It's hard not to look at these songs and not see them as being addressed to Faith alone, given that Broken Dreams is played in the prologue. Matchbright's sneer, in particular, comes to mind. Honey.
And therein lies the problem for Show Pieces for me, in that it's weakened by the inclusion of two leads, Siobhan Hewlett's character inadvertently drawing so much attention upon herself in Act of Faith that it diminishes James' entry in the title piece. The audience is told of James' earlier transgressions, nay, it's screamed at him across the room by a clown who's suffered a broken marriage, when a separate piece could have been better utilized to fill the role, even if it was merely hinted at obliquely. Instead, Faith gets another chapter, Upon Reflection, although her story is nowhere to be found in His Heavy Heart. Actually, for myself I would have been satisfied with one or two flashbacks of James' past during clown Guantanamo washdown, the camera looking up at James' menacing face as he dispensed violence to an unseen partner.

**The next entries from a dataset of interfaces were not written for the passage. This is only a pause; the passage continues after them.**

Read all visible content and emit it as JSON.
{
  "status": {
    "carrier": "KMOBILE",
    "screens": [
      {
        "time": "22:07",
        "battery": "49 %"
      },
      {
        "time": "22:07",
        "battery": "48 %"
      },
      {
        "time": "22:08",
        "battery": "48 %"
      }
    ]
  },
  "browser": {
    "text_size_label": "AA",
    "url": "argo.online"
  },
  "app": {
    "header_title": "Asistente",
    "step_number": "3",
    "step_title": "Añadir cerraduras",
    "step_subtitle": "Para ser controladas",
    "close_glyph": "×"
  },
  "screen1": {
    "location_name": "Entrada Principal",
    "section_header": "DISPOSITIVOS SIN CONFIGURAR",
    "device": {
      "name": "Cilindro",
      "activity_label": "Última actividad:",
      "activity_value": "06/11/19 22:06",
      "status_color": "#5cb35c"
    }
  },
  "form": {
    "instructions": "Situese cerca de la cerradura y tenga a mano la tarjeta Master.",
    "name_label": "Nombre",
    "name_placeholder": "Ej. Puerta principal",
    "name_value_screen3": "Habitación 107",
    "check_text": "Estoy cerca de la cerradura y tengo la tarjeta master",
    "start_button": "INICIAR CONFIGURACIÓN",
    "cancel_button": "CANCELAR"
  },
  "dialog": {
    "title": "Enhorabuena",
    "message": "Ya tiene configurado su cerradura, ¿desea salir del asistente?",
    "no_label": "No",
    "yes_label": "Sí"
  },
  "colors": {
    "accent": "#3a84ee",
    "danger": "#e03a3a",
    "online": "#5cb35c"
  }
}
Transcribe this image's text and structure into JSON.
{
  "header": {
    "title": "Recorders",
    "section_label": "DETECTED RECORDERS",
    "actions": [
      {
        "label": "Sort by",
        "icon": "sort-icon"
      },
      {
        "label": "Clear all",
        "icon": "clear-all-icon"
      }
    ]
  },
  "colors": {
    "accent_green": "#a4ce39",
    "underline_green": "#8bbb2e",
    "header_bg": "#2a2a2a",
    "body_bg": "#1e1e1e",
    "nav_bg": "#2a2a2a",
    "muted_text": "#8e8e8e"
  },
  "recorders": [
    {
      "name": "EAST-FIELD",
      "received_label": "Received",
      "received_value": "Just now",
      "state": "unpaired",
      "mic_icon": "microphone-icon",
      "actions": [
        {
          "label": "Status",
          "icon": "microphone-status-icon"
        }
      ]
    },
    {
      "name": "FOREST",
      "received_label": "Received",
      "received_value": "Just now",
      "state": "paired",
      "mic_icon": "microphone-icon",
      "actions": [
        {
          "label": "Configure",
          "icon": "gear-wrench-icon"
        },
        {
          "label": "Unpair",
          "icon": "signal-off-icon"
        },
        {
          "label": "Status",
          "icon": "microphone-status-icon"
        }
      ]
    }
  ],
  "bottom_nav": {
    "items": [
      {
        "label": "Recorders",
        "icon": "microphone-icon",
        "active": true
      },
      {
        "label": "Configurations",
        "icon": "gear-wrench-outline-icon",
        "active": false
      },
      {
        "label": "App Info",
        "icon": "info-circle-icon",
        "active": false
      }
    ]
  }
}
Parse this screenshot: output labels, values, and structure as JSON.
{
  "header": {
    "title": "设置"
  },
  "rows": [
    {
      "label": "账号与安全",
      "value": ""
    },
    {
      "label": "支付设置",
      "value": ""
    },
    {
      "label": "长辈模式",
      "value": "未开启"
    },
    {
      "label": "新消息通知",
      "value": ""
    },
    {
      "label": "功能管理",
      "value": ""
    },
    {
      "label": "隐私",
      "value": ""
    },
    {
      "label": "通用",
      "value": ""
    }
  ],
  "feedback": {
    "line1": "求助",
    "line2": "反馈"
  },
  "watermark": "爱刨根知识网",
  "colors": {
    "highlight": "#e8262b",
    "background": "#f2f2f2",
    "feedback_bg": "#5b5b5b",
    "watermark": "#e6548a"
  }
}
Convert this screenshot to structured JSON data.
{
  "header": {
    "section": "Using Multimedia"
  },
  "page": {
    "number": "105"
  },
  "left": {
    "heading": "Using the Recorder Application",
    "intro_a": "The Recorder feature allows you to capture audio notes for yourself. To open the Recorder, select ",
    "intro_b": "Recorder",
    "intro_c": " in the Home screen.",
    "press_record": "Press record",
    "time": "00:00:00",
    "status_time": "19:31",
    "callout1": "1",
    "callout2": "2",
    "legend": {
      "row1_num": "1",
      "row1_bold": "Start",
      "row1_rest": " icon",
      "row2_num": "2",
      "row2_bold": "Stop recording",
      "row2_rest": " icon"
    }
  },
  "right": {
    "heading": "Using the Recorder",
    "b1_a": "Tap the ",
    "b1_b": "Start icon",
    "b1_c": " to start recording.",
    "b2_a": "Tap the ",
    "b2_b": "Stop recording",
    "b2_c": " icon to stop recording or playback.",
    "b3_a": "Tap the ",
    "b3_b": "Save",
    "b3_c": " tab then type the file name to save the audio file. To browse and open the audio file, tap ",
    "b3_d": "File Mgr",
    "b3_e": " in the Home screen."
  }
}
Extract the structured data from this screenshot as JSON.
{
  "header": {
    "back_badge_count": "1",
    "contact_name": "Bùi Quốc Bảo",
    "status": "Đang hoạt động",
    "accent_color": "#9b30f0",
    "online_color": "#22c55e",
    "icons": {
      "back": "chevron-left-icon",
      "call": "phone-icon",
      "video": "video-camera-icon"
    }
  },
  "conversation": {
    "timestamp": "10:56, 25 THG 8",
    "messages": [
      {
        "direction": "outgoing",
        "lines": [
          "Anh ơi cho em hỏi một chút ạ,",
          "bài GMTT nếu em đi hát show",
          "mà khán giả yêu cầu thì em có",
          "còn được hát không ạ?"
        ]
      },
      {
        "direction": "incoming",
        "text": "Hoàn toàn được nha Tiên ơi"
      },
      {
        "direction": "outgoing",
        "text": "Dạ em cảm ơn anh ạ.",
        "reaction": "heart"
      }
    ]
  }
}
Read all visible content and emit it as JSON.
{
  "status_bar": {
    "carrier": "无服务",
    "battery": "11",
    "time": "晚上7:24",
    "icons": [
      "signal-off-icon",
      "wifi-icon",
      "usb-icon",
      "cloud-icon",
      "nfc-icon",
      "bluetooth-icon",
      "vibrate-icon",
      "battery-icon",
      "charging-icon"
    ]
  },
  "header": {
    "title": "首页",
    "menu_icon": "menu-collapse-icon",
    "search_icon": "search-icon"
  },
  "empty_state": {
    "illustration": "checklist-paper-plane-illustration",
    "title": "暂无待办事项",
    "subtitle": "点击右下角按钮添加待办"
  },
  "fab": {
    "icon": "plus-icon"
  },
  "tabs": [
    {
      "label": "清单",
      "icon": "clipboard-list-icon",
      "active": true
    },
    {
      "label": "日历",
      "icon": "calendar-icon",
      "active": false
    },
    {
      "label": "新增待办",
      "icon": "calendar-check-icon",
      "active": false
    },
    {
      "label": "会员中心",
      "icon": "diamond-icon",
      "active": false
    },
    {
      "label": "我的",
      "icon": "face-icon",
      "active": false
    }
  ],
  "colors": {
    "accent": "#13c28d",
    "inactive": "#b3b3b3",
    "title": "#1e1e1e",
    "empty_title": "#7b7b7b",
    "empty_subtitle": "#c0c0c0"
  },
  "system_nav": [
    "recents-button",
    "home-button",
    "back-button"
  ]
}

I've not sat down to watch the theatrical version, and maybe seeing it without the two other supporting chapters might go some way into changing the ultimate flavour of the story. But then again, maybe it won't. In this case it seems like Moore has effectively written a movie using the comic book format of instalments, rather than concentrate on the delivery of a single piece. But then again, it's called Show Pieces, rather than Show Piece.
*In case those of you who, like me, have signed up for more rewards and cannot find them anywhere inside that sleek little box, it's because, according to Lex:
The plan was that all backers receiving the boxset would receive all their rewards together. When the boxsets were manufactured it became clear that they required a bespoke cardboard box which could protect them in postage. This meant shipping the other rewards separately.
We have been working though the boxsets over the past two weeks and all of them have now been shipped. I have set this week aside for packing and dispatching the remaining rewards.
No sign about that Metterton and Matchbright Make You Sick stretchgoal, however.
†Mine's the regular edition.